Black History Month: Kyle Porter on impact of Martin Luther King, Bob Marley
Canadian Premier League

Black History Month runs from Feb. 1-March 1, 2021. will feature articles throughout the month profiling the Canadian Premier League’s many outstanding players of colour, as well as stories about their views on the importance of Black History Month.

FC Edmonton midfielder Kyle Porter carries the words – and maybe a melody or two – from his heroes wherever he goes.

The 31-year-old midfielder has highlighted musician Bob Marley and Martin Luther King Jr. as two of his heroes for Black History Month – as they both used their respective platforms to push for social justice.

“Martin Luther King Jr. stood for change, he stood for justice – back then he was fighting against what’s happening right now,” said Porter, referring to the Black Lives Matter movement and subsequent protests that occurred last summer, including at The CPL’s Island Games in PEI.

RELATED READING: Black Lives Matter – Helpful reading and video resources

Porter has followed the example set by Dr. King and Marley in trying to bring about change, and in addressing the issue of racism and equality.

“No matter what walk I am in life, no matter what I’m doing, I can dream big and as long as I take the first step in faith, I can accomplish and do anything and promote change via my platform. To be the best person that I can possibly be, really,” Porter said.

Porter led his former team, York9 FC (now York United) in a series of powerful anti-racism movements last year, including this video which featured York players discussing heartbreaking instances of racism:

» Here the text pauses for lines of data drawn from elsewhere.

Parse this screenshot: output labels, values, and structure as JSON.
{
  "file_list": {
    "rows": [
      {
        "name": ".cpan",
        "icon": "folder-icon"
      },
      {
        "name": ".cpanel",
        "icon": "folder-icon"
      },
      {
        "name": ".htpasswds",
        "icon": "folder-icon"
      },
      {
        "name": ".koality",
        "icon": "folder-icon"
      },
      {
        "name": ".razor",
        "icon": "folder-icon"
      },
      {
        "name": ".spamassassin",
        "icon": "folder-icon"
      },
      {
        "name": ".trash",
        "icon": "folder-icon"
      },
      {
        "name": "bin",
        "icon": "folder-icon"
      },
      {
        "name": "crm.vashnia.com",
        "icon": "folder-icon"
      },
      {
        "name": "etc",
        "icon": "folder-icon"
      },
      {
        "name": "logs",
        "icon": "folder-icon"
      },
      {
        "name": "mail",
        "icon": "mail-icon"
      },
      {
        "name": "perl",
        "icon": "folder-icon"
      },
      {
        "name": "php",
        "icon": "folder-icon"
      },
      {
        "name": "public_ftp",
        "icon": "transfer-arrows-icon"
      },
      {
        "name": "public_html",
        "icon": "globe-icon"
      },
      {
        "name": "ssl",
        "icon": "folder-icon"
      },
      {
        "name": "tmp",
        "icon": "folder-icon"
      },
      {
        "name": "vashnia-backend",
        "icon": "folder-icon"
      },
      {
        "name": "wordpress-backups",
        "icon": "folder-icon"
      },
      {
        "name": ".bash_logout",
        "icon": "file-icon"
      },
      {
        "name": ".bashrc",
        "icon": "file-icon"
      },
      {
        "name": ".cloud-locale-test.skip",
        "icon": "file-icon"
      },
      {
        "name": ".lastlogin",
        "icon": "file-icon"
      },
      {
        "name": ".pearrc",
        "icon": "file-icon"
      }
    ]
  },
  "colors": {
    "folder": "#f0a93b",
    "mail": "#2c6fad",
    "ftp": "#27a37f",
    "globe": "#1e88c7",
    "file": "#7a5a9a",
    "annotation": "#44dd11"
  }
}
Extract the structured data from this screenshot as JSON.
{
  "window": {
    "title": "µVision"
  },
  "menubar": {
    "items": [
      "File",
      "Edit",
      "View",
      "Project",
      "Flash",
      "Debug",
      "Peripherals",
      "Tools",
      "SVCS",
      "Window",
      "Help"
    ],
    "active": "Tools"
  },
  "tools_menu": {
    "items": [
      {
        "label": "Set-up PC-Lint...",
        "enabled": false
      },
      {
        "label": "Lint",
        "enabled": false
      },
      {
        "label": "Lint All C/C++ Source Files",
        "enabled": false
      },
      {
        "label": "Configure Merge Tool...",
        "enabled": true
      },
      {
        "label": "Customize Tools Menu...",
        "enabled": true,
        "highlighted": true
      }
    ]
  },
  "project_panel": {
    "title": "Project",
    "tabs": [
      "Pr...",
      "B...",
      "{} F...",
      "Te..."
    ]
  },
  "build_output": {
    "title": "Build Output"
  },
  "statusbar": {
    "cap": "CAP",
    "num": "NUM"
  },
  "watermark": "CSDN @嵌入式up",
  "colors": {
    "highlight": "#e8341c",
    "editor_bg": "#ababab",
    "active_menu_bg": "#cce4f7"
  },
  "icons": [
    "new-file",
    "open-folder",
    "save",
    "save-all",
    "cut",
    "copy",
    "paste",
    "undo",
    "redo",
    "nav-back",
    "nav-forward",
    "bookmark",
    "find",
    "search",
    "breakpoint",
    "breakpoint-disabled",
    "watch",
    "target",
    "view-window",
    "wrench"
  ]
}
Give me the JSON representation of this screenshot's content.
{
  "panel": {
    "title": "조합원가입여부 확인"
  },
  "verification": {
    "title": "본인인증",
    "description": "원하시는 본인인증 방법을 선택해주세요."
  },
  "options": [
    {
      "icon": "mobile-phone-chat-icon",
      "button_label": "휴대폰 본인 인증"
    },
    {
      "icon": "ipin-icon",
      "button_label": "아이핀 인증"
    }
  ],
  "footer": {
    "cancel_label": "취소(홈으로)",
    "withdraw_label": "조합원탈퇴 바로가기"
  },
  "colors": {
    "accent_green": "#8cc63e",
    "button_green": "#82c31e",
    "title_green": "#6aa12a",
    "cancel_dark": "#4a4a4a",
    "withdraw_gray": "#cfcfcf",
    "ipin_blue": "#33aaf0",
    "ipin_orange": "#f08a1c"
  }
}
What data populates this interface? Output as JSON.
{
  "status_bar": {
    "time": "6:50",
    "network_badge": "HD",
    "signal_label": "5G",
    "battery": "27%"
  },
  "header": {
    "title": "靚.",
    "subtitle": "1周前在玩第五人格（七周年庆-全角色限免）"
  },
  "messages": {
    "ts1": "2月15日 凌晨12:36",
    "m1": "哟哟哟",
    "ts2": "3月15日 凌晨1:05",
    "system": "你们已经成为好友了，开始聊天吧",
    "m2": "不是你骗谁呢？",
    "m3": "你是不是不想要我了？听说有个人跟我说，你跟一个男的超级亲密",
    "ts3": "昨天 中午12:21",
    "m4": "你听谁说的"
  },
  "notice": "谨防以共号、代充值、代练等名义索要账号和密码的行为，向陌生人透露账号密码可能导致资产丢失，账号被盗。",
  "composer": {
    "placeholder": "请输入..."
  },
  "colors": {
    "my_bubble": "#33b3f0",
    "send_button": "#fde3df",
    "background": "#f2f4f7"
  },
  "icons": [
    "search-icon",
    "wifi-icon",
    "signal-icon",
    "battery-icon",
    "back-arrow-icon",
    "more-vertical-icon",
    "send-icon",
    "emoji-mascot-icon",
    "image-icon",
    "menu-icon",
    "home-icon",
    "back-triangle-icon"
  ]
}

“These are things that us players are standing for, because what’s happening or what happened last Summer and is still happening today is unacceptable,” Porter said. “There’s there’s too much of a separation between the people in this world and Martin Luther King Jr. was the beacon of hope to change that in that moment in time.”

Porter, born to a Jamaican family in the Toronto suburbs, recalls dribbling a ball in his childhood home to the music of Bob Marley – one of Jamaica’s greatest exports and a pioneer in reggae music.

“My dad would be in the basement and he would be playing all types of Bob Marley music,” Porter recaled. “I was five, maybe six. Every time it came on it just it brought us to a point where we’re dancing. That was a big moment in my life for sure.”

Marley – who had an affinity for soccer – was a political force in the 1970s, using his music and lyrics for good.

“He not only used his platform, and his music, to spread love and fight for injustice… he used his music to motivate,” Porter said. “Marley is very special. His music is still listened to today.”

“He found so much joy, love, and passion through the game of football, too. That’s a huge inspiration to me, too.”